Responsibility: Customer focused evaluation of the project artifacts.

In order to get to this point, the data science team has some confidence that the project has progressed in answering the question of interest. The answer may not be perfect, but given the data sources, data exploration, the analysis data set, and the machine learning model, the data science team has some estimates of the ability and accuracy of the model attaining the project objective.

This step formalizes the delivery of the engagement artifacts and results to the customer for final review before committing to building out the production pipeline. The customer can then determine if the model meets the success metrics and whether the production pipeline would add business value.

Deliverable:

The following finalized documents and artifacts from each of the project milestones:

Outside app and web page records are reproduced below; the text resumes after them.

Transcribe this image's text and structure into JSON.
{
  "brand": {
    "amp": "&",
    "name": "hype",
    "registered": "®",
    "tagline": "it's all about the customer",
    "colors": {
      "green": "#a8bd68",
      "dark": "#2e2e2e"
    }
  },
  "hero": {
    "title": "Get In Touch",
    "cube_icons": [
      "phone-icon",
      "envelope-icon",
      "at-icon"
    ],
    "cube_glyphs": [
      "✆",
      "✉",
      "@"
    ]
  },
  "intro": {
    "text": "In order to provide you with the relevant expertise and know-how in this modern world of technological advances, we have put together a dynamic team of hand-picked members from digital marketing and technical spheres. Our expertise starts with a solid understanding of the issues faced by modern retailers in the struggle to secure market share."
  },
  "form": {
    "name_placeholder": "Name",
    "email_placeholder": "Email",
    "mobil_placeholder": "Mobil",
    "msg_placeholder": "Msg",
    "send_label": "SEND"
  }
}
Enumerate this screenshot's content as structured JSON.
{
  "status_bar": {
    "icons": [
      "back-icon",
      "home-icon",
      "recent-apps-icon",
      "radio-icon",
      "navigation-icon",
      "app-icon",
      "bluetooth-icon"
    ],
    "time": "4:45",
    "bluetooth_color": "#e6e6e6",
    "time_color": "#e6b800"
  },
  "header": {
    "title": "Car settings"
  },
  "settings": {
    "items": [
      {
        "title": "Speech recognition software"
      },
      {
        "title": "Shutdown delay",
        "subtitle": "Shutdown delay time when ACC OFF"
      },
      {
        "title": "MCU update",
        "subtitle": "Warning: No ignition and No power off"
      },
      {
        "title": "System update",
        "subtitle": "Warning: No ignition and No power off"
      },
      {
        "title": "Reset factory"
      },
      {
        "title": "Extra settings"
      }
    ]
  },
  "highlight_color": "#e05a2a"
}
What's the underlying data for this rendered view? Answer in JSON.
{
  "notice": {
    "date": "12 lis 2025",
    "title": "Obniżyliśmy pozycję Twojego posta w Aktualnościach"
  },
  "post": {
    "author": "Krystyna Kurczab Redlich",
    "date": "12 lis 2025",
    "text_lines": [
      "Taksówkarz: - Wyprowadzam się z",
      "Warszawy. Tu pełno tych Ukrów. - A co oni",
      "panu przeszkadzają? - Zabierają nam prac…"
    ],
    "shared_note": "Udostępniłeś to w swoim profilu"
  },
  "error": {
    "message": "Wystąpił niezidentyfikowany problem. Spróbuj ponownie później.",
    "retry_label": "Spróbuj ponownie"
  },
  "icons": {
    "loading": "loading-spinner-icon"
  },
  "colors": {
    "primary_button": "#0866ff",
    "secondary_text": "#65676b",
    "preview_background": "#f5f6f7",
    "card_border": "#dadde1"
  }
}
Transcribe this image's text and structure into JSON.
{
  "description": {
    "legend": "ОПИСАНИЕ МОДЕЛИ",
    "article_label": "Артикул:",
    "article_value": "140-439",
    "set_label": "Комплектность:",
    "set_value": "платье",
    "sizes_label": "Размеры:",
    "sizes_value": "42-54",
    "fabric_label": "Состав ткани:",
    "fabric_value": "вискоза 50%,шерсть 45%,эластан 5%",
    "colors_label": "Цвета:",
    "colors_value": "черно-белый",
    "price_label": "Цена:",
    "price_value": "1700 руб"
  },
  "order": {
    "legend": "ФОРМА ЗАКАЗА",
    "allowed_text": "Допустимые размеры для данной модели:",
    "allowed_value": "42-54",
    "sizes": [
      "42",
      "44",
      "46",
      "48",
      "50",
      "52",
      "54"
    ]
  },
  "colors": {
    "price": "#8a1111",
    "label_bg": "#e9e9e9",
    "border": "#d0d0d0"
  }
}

  • Project Objective (step 1)
  • Data Sources (step 2)
  • Data Exploration (step 3)
  • Feature Engineering (step 4).
  • Machine Learning (step 5)

Checkpoint Decision

For the most part, the customer should be familiar with all of these deliverables, and be aware of the current state of the project throughout the process. The validation and customer acceptance step gives the customer a change to evaluate the validity and value of the data science solution from a business perspective, before committing to continue with the production implementation.

7. Production Pipeline Implementation

Goal: Implement the full process to use the model and insights obtained from the engagement. The pipeline is the actual delivery of the business value to the customer.

Responsibility: The data science team, typically data engineers building out the system described initially in the initial data exploration step.

Deliverable: The deliverable here is defined by how the customer intends on using the results of this engagement. This could and should include delivery of actionable insights obtained throughout the engagement. These insights can be delivered through:

  • Data and machine learning visualizations.
  • Operationalized data/machine learning pipeline to predict outcomes on new observations as they become available.

Conclusion

We have presented a generalization of a series of formalized data science project methodologies that we have found useful in our customer engagements. We have avoided adding time estimates to this document as they will be very dependent on specific resources available. In our work, we have built a full project plan with the understanding that dates estimates are dependent on a linear progression and will require updates as each milestone is achieved, or revisited.

The goal of this process is to continue to move a data science project forward towards a clear engagement end point. We recognize that data science is a research activity and that progress often entails an approach that moves two steps forward and one step (or worse) backwards. Being able to clearly communicate this to customers can help avoid misunderstanding and frustration for all parties involved, and increase the odds of success.

John (jehrling@microsoft.com) & Basri (badogan@microsoft.com)

References